PROVIDED DATA Start Marker
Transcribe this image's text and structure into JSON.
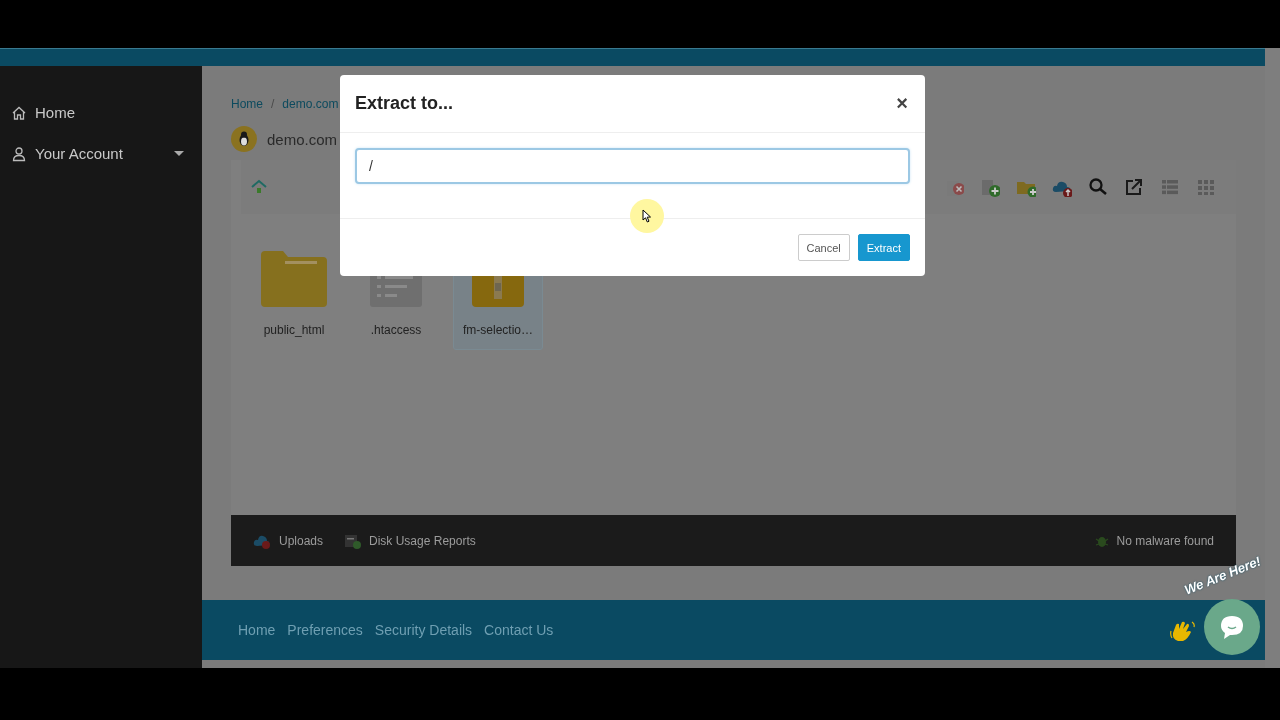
{
  "sidebar": {
    "items": [
      {
        "label": "Home",
        "kind": "home"
      },
      {
        "label": "Your Account",
        "kind": "account"
      }
    ]
  },
  "breadcrumbs": [
    "Home",
    "demo.com"
  ],
  "breadcrumb_separator": "/",
  "site": {
    "name": "demo.com"
  },
  "files": [
    {
      "name": "public_html",
      "kind": "folder",
      "selected": false
    },
    {
      "name": ".htaccess",
      "kind": "document",
      "selected": false
    },
    {
      "name": "fm-selectio…",
      "kind": "archive",
      "selected": true
    }
  ],
  "status_bar": {
    "left": [
      {
        "label": "Uploads",
        "kind": "upload"
      },
      {
        "label": "Disk Usage Reports",
        "kind": "disk"
      }
    ],
    "right": {
      "label": "No malware found"
    }
  },
  "footer_links": [
    "Home",
    "Preferences",
    "Security Details",
    "Contact Us"
  ],
  "chat_widget": {
    "label": "We Are Here!"
  },
  "dialog": {
    "title": "Extract to...",
    "close": "×",
    "path": "/",
    "buttons": [
      {
        "label": "Cancel",
        "kind": "secondary"
      },
      {
        "label": "Extract",
        "kind": "primary"
      }
    ]
  }
}
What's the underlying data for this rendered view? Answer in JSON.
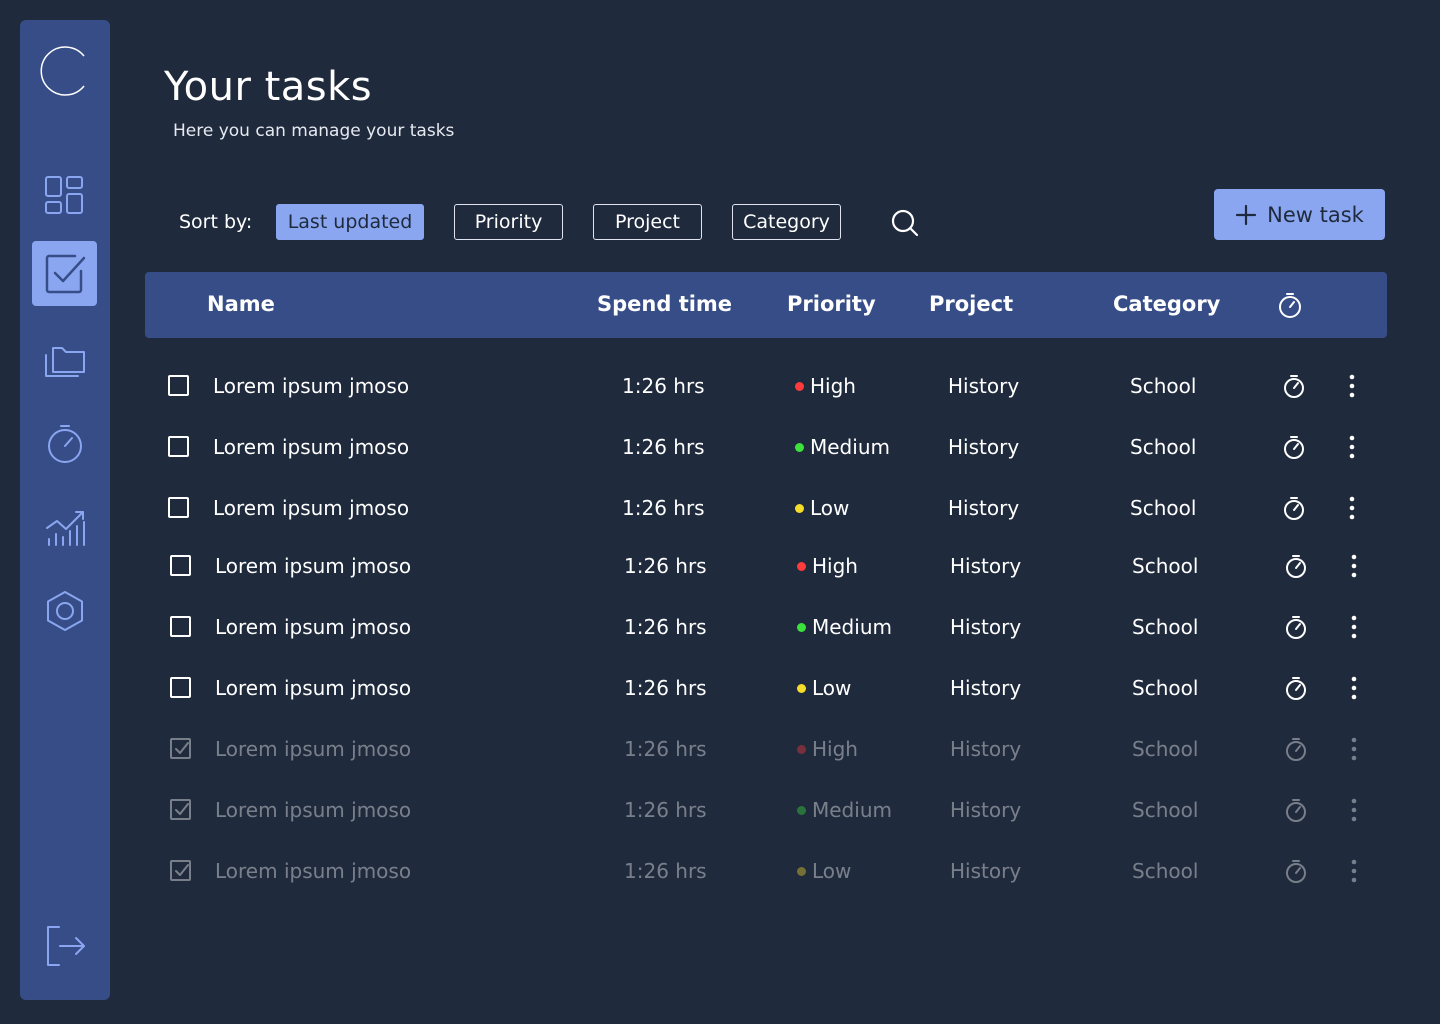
{
  "colors": {
    "background": "#1f2a3c",
    "sidebar": "#374d87",
    "accent": "#8aa6f0",
    "priority_high": "#ff3b3b",
    "priority_medium": "#3ce13c",
    "priority_low": "#f5dc2a"
  },
  "sidebar": {
    "items": [
      {
        "icon": "logo-icon"
      },
      {
        "icon": "dashboard-icon"
      },
      {
        "icon": "tasks-icon",
        "active": true
      },
      {
        "icon": "folder-icon"
      },
      {
        "icon": "timer-icon"
      },
      {
        "icon": "chart-icon"
      },
      {
        "icon": "settings-icon"
      },
      {
        "icon": "logout-icon"
      }
    ]
  },
  "header": {
    "title": "Your tasks",
    "subtitle": "Here you can manage your tasks"
  },
  "sort": {
    "label": "Sort by:",
    "options": [
      "Last updated",
      "Priority",
      "Project",
      "Category"
    ],
    "selected": "Last updated"
  },
  "new_task_label": "New task",
  "table": {
    "columns": {
      "name": "Name",
      "spend_time": "Spend time",
      "priority": "Priority",
      "project": "Project",
      "category": "Category"
    },
    "rows": [
      {
        "name": "Lorem ipsum jmoso",
        "spend_time": "1:26 hrs",
        "priority": "High",
        "project": "History",
        "category": "School",
        "done": false
      },
      {
        "name": "Lorem ipsum jmoso",
        "spend_time": "1:26 hrs",
        "priority": "Medium",
        "project": "History",
        "category": "School",
        "done": false
      },
      {
        "name": "Lorem ipsum jmoso",
        "spend_time": "1:26 hrs",
        "priority": "Low",
        "project": "History",
        "category": "School",
        "done": false
      },
      {
        "name": "Lorem ipsum jmoso",
        "spend_time": "1:26 hrs",
        "priority": "High",
        "project": "History",
        "category": "School",
        "done": false
      },
      {
        "name": "Lorem ipsum jmoso",
        "spend_time": "1:26 hrs",
        "priority": "Medium",
        "project": "History",
        "category": "School",
        "done": false
      },
      {
        "name": "Lorem ipsum jmoso",
        "spend_time": "1:26 hrs",
        "priority": "Low",
        "project": "History",
        "category": "School",
        "done": false
      },
      {
        "name": "Lorem ipsum jmoso",
        "spend_time": "1:26 hrs",
        "priority": "High",
        "project": "History",
        "category": "School",
        "done": true
      },
      {
        "name": "Lorem ipsum jmoso",
        "spend_time": "1:26 hrs",
        "priority": "Medium",
        "project": "History",
        "category": "School",
        "done": true
      },
      {
        "name": "Lorem ipsum jmoso",
        "spend_time": "1:26 hrs",
        "priority": "Low",
        "project": "History",
        "category": "School",
        "done": true
      }
    ]
  }
}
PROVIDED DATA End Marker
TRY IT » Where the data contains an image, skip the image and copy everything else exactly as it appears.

OUTPUT OF THE EXERCISE »
Transcribe this image's text and structure into JSON.
{
  "sidebar": {
    "items": [
      {
        "label": "Home",
        "kind": "home"
      },
      {
        "label": "Your Account",
        "kind": "account"
      }
    ]
  },
  "breadcrumbs": [
    "Home",
    "demo.com"
  ],
  "breadcrumb_separator": "/",
  "site": {
    "name": "demo.com"
  },
  "files": [
    {
      "name": "public_html",
      "kind": "folder",
      "selected": false
    },
    {
      "name": ".htaccess",
      "kind": "document",
      "selected": false
    },
    {
      "name": "fm-selectio…",
      "kind": "archive",
      "selected": true
    }
  ],
  "status_bar": {
    "left": [
      {
        "label": "Uploads",
        "kind": "upload"
      },
      {
        "label": "Disk Usage Reports",
        "kind": "disk"
      }
    ],
    "right": {
      "label": "No malware found"
    }
  },
  "footer_links": [
    "Home",
    "Preferences",
    "Security Details",
    "Contact Us"
  ],
  "chat_widget": {
    "label": "We Are Here!"
  },
  "dialog": {
    "title": "Extract to...",
    "close": "×",
    "path": "/",
    "buttons": [
      {
        "label": "Cancel",
        "kind": "secondary"
      },
      {
        "label": "Extract",
        "kind": "primary"
      }
    ]
  }
}
What's the underlying data for this rendered view? Answer in JSON.
{
  "colors": {
    "background": "#1f2a3c",
    "sidebar": "#374d87",
    "accent": "#8aa6f0",
    "priority_high": "#ff3b3b",
    "priority_medium": "#3ce13c",
    "priority_low": "#f5dc2a"
  },
  "sidebar": {
    "items": [
      {
        "icon": "logo-icon"
      },
      {
        "icon": "dashboard-icon"
      },
      {
        "icon": "tasks-icon",
        "active": true
      },
      {
        "icon": "folder-icon"
      },
      {
        "icon": "timer-icon"
      },
      {
        "icon": "chart-icon"
      },
      {
        "icon": "settings-icon"
      },
      {
        "icon": "logout-icon"
      }
    ]
  },
  "header": {
    "title": "Your tasks",
    "subtitle": "Here you can manage your tasks"
  },
  "sort": {
    "label": "Sort by:",
    "options": [
      "Last updated",
      "Priority",
      "Project",
      "Category"
    ],
    "selected": "Last updated"
  },
  "new_task_label": "New task",
  "table": {
    "columns": {
      "name": "Name",
      "spend_time": "Spend time",
      "priority": "Priority",
      "project": "Project",
      "category": "Category"
    },
    "rows": [
      {
        "name": "Lorem ipsum jmoso",
        "spend_time": "1:26 hrs",
        "priority": "High",
        "project": "History",
        "category": "School",
        "done": false
      },
      {
        "name": "Lorem ipsum jmoso",
        "spend_time": "1:26 hrs",
        "priority": "Medium",
        "project": "History",
        "category": "School",
        "done": false
      },
      {
        "name": "Lorem ipsum jmoso",
        "spend_time": "1:26 hrs",
        "priority": "Low",
        "project": "History",
        "category": "School",
        "done": false
      },
      {
        "name": "Lorem ipsum jmoso",
        "spend_time": "1:26 hrs",
        "priority": "High",
        "project": "History",
        "category": "School",
        "done": false
      },
      {
        "name": "Lorem ipsum jmoso",
        "spend_time": "1:26 hrs",
        "priority": "Medium",
        "project": "History",
        "category": "School",
        "done": false
      },
      {
        "name": "Lorem ipsum jmoso",
        "spend_time": "1:26 hrs",
        "priority": "Low",
        "project": "History",
        "category": "School",
        "done": false
      },
      {
        "name": "Lorem ipsum jmoso",
        "spend_time": "1:26 hrs",
        "priority": "High",
        "project": "History",
        "category": "School",
        "done": true
      },
      {
        "name": "Lorem ipsum jmoso",
        "spend_time": "1:26 hrs",
        "priority": "Medium",
        "project": "History",
        "category": "School",
        "done": true
      },
      {
        "name": "Lorem ipsum jmoso",
        "spend_time": "1:26 hrs",
        "priority": "Low",
        "project": "History",
        "category": "School",
        "done": true
      }
    ]
  }
}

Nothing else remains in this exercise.